Older and newer homes alike may develop a leaky pipe or another similar plumbing issue from time to time, but any type of water issue can result in mold growth inside the walls. Water spots and warped wood indicate that the property has had a water issue in the past, and this means that the property should be more thoroughly inspected for mold growth before you make a purchase.
Doors and Windows That Stick
One of the most common signs of a foundation issue is doors and windows that stick or that are difficult to open and close. As you walk through the home, open and close the doors at leisure to identify if they are not in the frame properly. The issue should be reviewed by a structural home inspector or foundation contractor.
Small Cracks in the Walls
Some cracks in both interior and exterior walls can indicate that the home’s foundation has shifted and is no longer flat and level. Significant issues may be indicated by molding or door frames that appear to have shifted after installation.
Fresh Paint on a Small Area of the Wall
Many property sellers will apply fresh paint to walls before listing a home for sale, and this is not necessarily a sign of damage to the home. However, when fresh paint is applied on one area of the wall alone, this may be a sign that the homeowner is attempting to conceal water damage or other related issues with the property. Further inspection of the property is in order.
Floors That Slant
Any time a floor slants to a level that you feel as though you are walking up or down across the home, this is a significant indicator that the foundation has shifted. Foundation issues result in the movement of the foundation that the entire home rests on, and this can result in an uneven feeling when you walk across the floor. If you notice that the floors in a property slant, you should schedule an inspection of the foundation.
When you buy a home, you will be given a title to your new property. A title is a legal document that proves you own the property, and in most cases the title excludes other parties from making an ownership claim.
However, not all titles give you free and clear ownership of the property. Title insurance protects you and your lender from title disputes and other ownership issues that may arise. Here are just a few ways that title insurance can impact your mortgage.
How Title Insurance Protects A Lender
There are certain situations in which someone might put a lien on your property. New owners might see liens if the previous owner failed to pay the mortgage, if a contractor did work without the new owner’s consent or if the previous owner owes unpaid property taxes.
If these liens were not disclosed prior to the sale, a buyer could face a situation where a third party is making a claim to the property. Should the title by voided in court, the insurance policy would repay the lender the outstanding balance on the mortgage. The policy is valid until the mortgage loan is paid off.
When a homeowner refinances, it may be necessary to purchase a new title loan policy, as the new loan will technically pay off the old loan.
How Title Insurance Protects A Buyer
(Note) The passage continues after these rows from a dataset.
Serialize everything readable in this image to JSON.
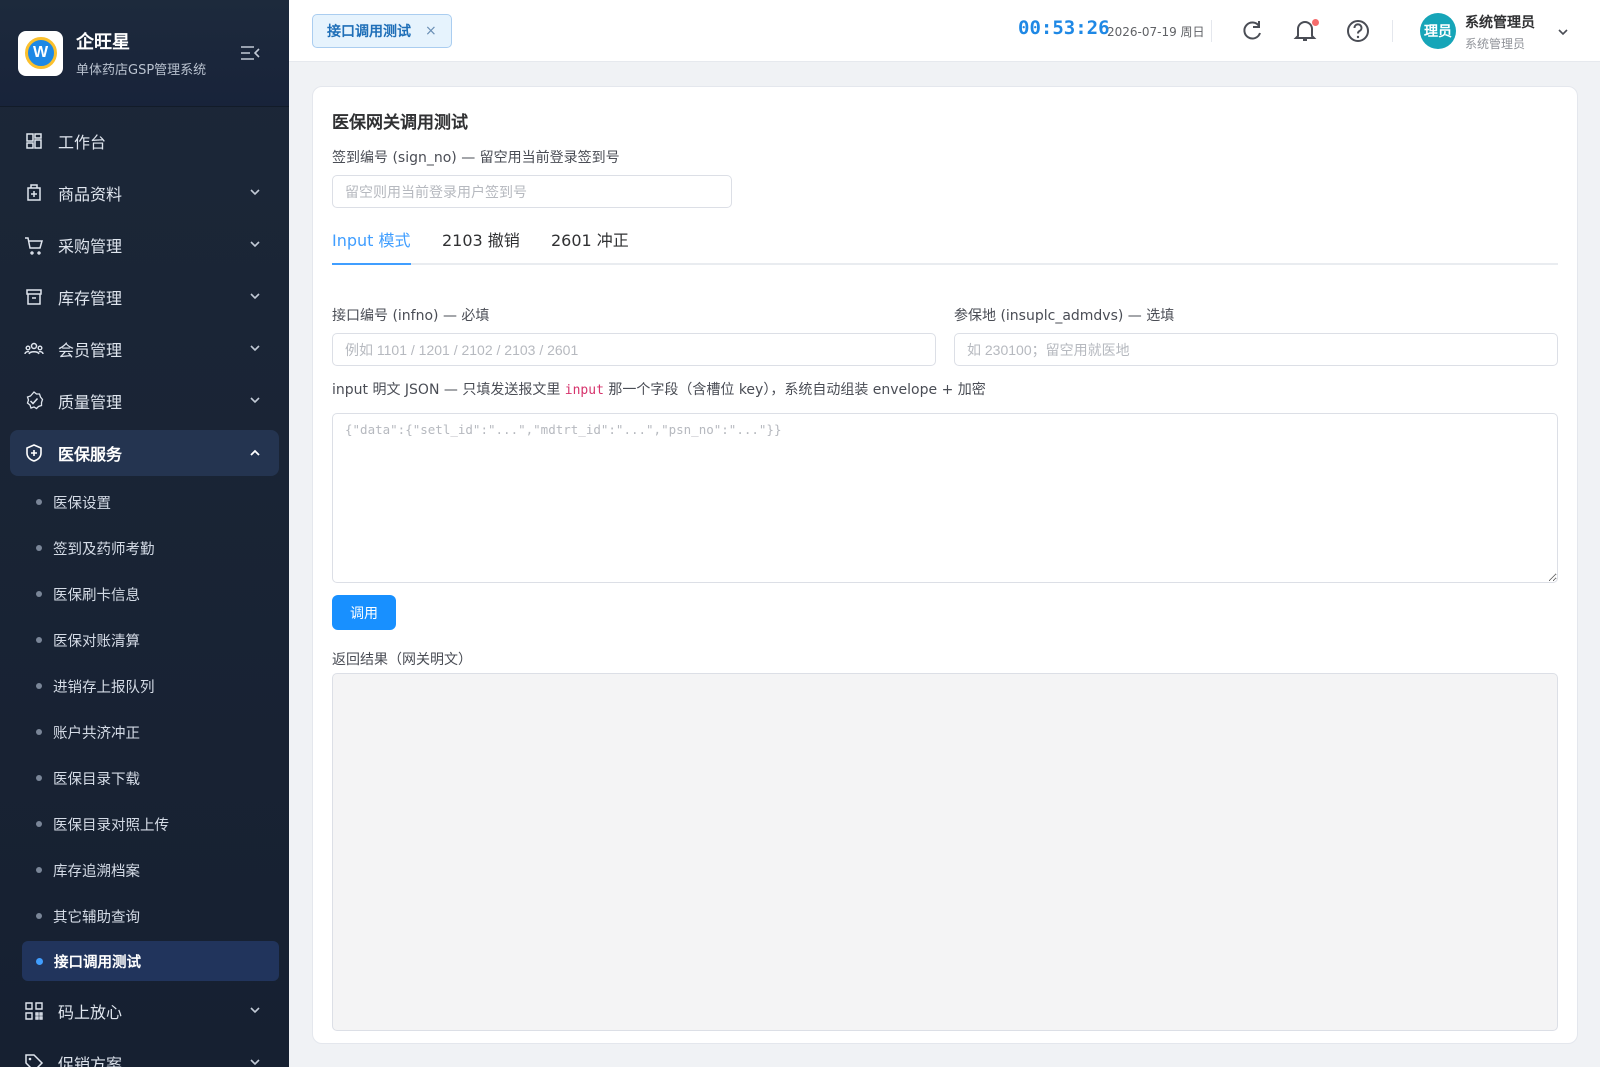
{
  "app": {
    "name": "企旺星",
    "subtitle": "单体药店GSP管理系统",
    "logo_letter": "W"
  },
  "sidebar": {
    "items": [
      {
        "label": "工作台",
        "icon": "dashboard-icon",
        "expandable": false
      },
      {
        "label": "商品资料",
        "icon": "medicine-box-icon",
        "expandable": true
      },
      {
        "label": "采购管理",
        "icon": "cart-icon",
        "expandable": true
      },
      {
        "label": "库存管理",
        "icon": "warehouse-icon",
        "expandable": true
      },
      {
        "label": "会员管理",
        "icon": "users-icon",
        "expandable": true
      },
      {
        "label": "质量管理",
        "icon": "quality-badge-icon",
        "expandable": true
      },
      {
        "label": "医保服务",
        "icon": "shield-icon",
        "expandable": true,
        "expanded": true
      }
    ],
    "subitems": [
      "医保设置",
      "签到及药师考勤",
      "医保刷卡信息",
      "医保对账清算",
      "进销存上报队列",
      "账户共济冲正",
      "医保目录下载",
      "医保目录对照上传",
      "库存追溯档案",
      "其它辅助查询",
      "接口调用测试"
    ],
    "current_subitem": "接口调用测试",
    "items_after": [
      {
        "label": "码上放心",
        "icon": "qrcode-icon",
        "expandable": true
      },
      {
        "label": "促销方案",
        "icon": "tag-icon",
        "expandable": true
      }
    ]
  },
  "header": {
    "open_tab": "接口调用测试",
    "close_glyph": "×",
    "time": "00:53:26",
    "date": "2026-07-19 周日",
    "user": {
      "avatar_text": "理员",
      "name": "系统管理员",
      "role": "系统管理员"
    }
  },
  "page": {
    "title": "医保网关调用测试",
    "sign_no": {
      "label": "签到编号 (sign_no) — 留空用当前登录签到号",
      "value": "",
      "placeholder": "留空则用当前登录用户签到号"
    },
    "tabs": [
      "Input 模式",
      "2103 撤销",
      "2601 冲正"
    ],
    "active_tab": "Input 模式",
    "infno": {
      "label": "接口编号 (infno) — 必填",
      "value": "",
      "placeholder": "例如 1101 / 1201 / 2102 / 2103 / 2601"
    },
    "insuplc": {
      "label": "参保地 (insuplc_admdvs) — 选填",
      "value": "",
      "placeholder": "如 230100；留空用就医地"
    },
    "json_input": {
      "label_before": "input 明文 JSON — 只填发送报文里 ",
      "label_code": "input",
      "label_after": " 那一个字段（含槽位 key），系统自动组装 envelope + 加密",
      "value": "",
      "placeholder": "{\"data\":{\"setl_id\":\"...\",\"mdtrt_id\":\"...\",\"psn_no\":\"...\"}}"
    },
    "call_button": "调用",
    "result": {
      "label": "返回结果（网关明文）",
      "value": ""
    }
  },
  "colors": {
    "sidebar_bg": "#1c2738",
    "accent": "#409eff",
    "button": "#1890ff",
    "clock": "#1e88e5",
    "avatar": "#16a5b8"
  }
}
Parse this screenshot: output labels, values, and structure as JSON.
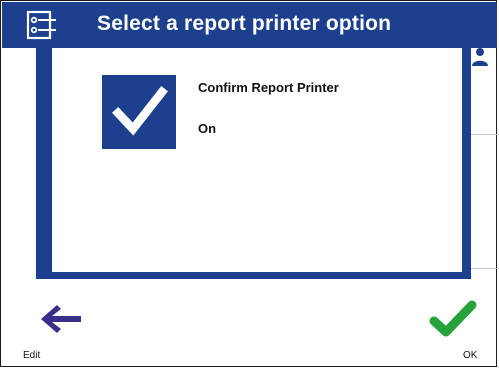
{
  "header": {
    "title": "Select a report printer option",
    "icon": "report-printer-icon",
    "user_icon": "user-icon"
  },
  "dialog": {
    "icon": "checkmark-icon",
    "title": "Confirm Report Printer",
    "value": "On"
  },
  "footer": {
    "back_label": "Edit",
    "back_icon": "left-arrow-icon",
    "ok_label": "OK",
    "ok_icon": "checkmark-icon"
  },
  "colors": {
    "brand_blue": "#1c3f8e",
    "back_arrow": "#3a2f8a",
    "ok_check": "#28a23a"
  }
}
Title loan policies do not just protect the lender. In many cases, the lender will require the buyer’s title insurance to include an owner policy. This policy confirms that the buyer owns the title and that the title is free from defects.
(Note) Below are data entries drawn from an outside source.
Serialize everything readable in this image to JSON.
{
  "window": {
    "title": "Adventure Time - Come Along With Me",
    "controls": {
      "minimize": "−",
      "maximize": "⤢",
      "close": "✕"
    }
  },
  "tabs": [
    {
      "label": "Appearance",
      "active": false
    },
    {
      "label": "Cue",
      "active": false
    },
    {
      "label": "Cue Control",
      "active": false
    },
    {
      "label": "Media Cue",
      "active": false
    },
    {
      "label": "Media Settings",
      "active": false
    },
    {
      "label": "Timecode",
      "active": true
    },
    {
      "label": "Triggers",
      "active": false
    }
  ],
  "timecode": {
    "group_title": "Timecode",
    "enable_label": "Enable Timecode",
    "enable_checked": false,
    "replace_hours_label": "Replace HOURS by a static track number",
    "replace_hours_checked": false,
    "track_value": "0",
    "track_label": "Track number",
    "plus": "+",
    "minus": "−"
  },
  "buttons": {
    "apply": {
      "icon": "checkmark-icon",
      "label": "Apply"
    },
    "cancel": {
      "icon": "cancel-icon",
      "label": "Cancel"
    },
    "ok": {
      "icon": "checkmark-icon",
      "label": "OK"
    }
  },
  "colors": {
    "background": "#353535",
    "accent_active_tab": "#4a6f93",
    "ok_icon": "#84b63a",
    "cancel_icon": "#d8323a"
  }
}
The policy is in effect for as long as the buyer or his or her descendants own the house. Should a homeowner have his or her title challenged, the policy will cover all losses up to the amount of the original purchase price of the home.
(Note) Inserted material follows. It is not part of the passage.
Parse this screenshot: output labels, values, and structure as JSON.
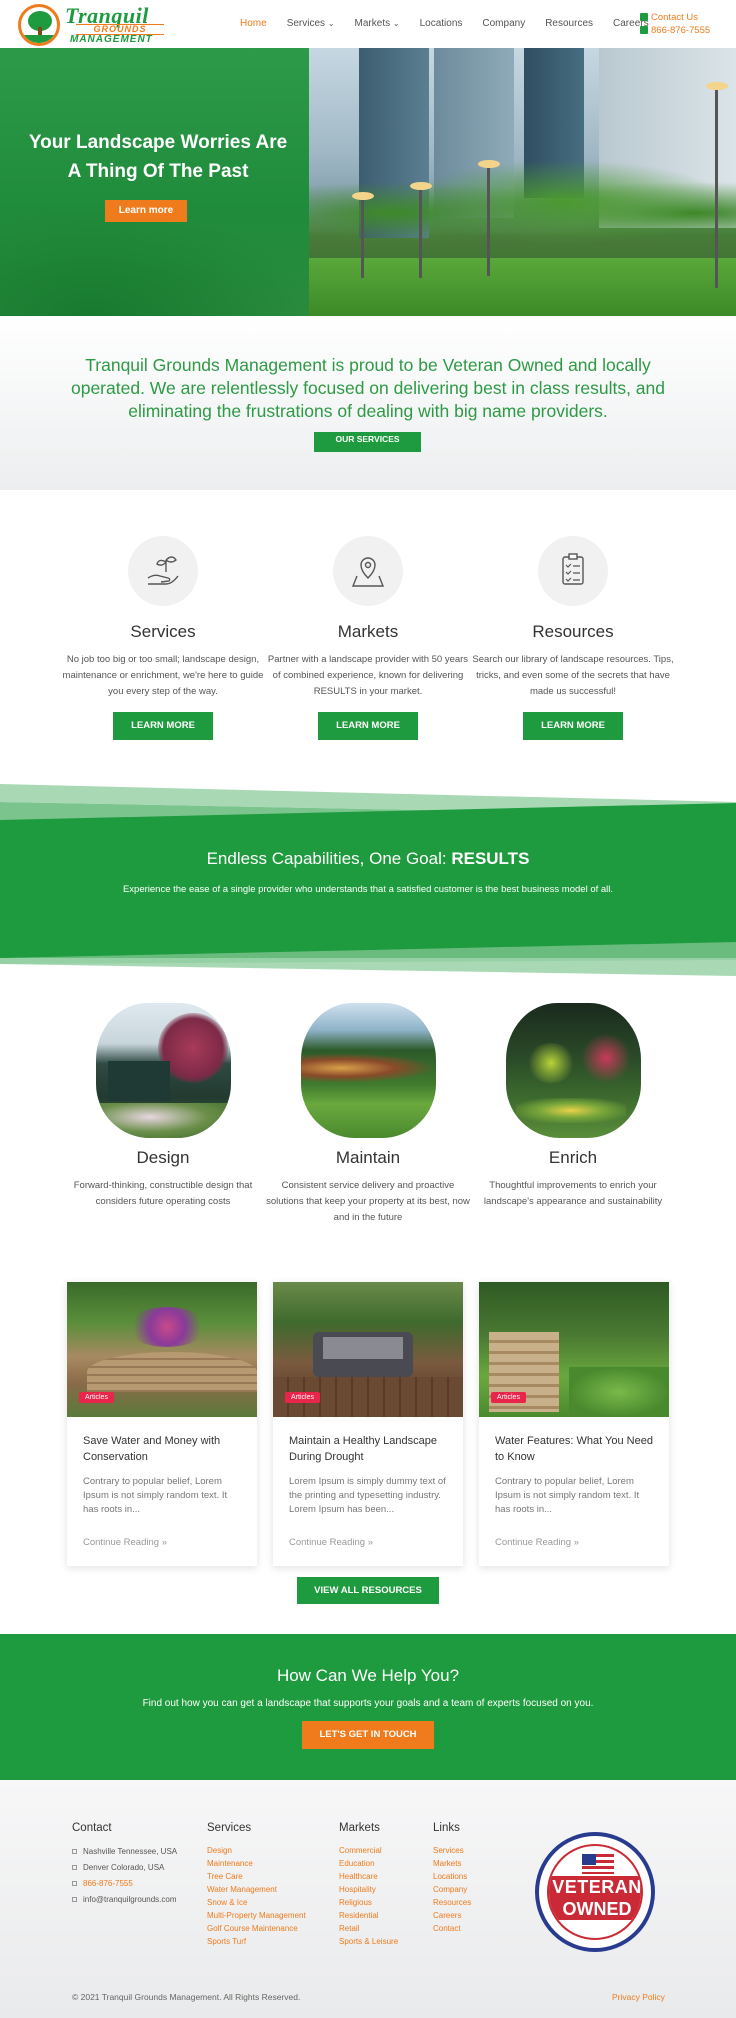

How Much Does Title Insurance Cost?
The cost of title insurance can vary between locations. Sometimes, the purchase contract will stipulate that the seller is responsible for buying title insurance.
If this is the case, the buyer may pay nothing. However, it is common to pay on a sliding scale. Title insurance is usually a few hundred dollars for houses selling for under $500,000.
Title insurance is a great way to protect your investment in your home. It insures you against ownership disputes and liens, which means your house is truly yours. For more information about title insurance, contact a qualified mortgage professional in your area.